Building a Better Filter: Corrinne Clinch (CEE, BME '14)
Corinne Clinch (BS '14) learned an important lesson about resource access from her uncle when she was young: "People didn't die because of malaria" in his home country of Cameroon, she says; "they died because they couldn't get transportation to clinics where the proper malaria treatment was available."
That early lesson in the dramatic impact of basic infrastructure and specific systemic flaws— what Clinch calls "close, but no cigar" failures—was part of what led her to devote herself to water purification and to found the startup company Rorus, Inc.
According to the United Nations, approximately 3.5 million people die each year because they do not have an adequate water supply, sanitation, or hygiene. But Clinch hopes that her company's point-of-use water filters can help to change that.
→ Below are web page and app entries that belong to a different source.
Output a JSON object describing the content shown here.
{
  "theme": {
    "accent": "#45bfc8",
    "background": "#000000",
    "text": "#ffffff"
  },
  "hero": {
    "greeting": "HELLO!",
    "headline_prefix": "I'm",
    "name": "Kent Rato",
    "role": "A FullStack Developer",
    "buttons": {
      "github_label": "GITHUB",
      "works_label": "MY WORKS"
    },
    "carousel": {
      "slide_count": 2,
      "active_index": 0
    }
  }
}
Rorus is making the first rapid, gravity-fed filters that don't require measurements or added chemicals, but instead use nanotechnology to filter dirty water quickly. In a demonstration video on YouTube, Clinch shows how effective Rorus' durable, backpack-style filters are by filling one up with brown water from a drainage pipe in Frick Park and dispensing clear, drinkable water from the spigot at the bottom of the bag almost instantly.
"Usability is the priority for all Rorus filters because it's the real reason people don't have clean water," Clinch explains. Although six hours of direct sunlight is enough to disinfect a plastic bottle of clear water, that process is time-consuming and doesn't improve the taste or appearance of the water, she says.
Rorus may be a young company—Clinch co-founded it in 2014 with CMU industrial design student Uriel Eisen—but its innovative technology already is earning plenty of attention and accolades. In just the past few months, Rorus won BNY Mellon's Social Finance Global Innovation Award, placed first in South by Southwest's 2016 accelerator competition and won the festival's Trend of the Event award for civic engagement, and won the Launch Pad PITCH competition at the tech startup conference Collision.
Before founding Rorus, Clinch had multiple experiences working abroad on water-related issues as an undergraduate: She spent a summer in rural South Africa researching new methods of purification, and developed software tools for water management in Ghana as an intern with CMU's Robotics Institute.
Clinch says her education in CEE gave her the practical skills necessary to gain those experiences and to help resource-limited populations. "Being an engineer while experiencing the challenges of developing countries makes those problems feel like opportunities to get involved, rather than just overwhelming realities," she says. Clinch earned a double major in biomedical engineering (BME), something she says "wouldn't have been possible without CEE being so adaptive and them being so understanding of what I was doing." CEE professors worked with her and helped her tailor class projects to her specific ambitions and interests.
"I’m lucky that the whole CEE department encouraged my spunk, even though it sometimes made it harder on my professors," she says. That helped her to graduate with the double major and a master's degree in in biomedical engineering in less than five years.
As she's made the transition from engineer to entrepreneur, Clinch says one of the biggest challenges has been to remember to take risks. "It’s easier as an engineer to wait until you have the data you want before making a decision, but for the company to grow, it needs to move quickly and grow beyond my personal control," she says.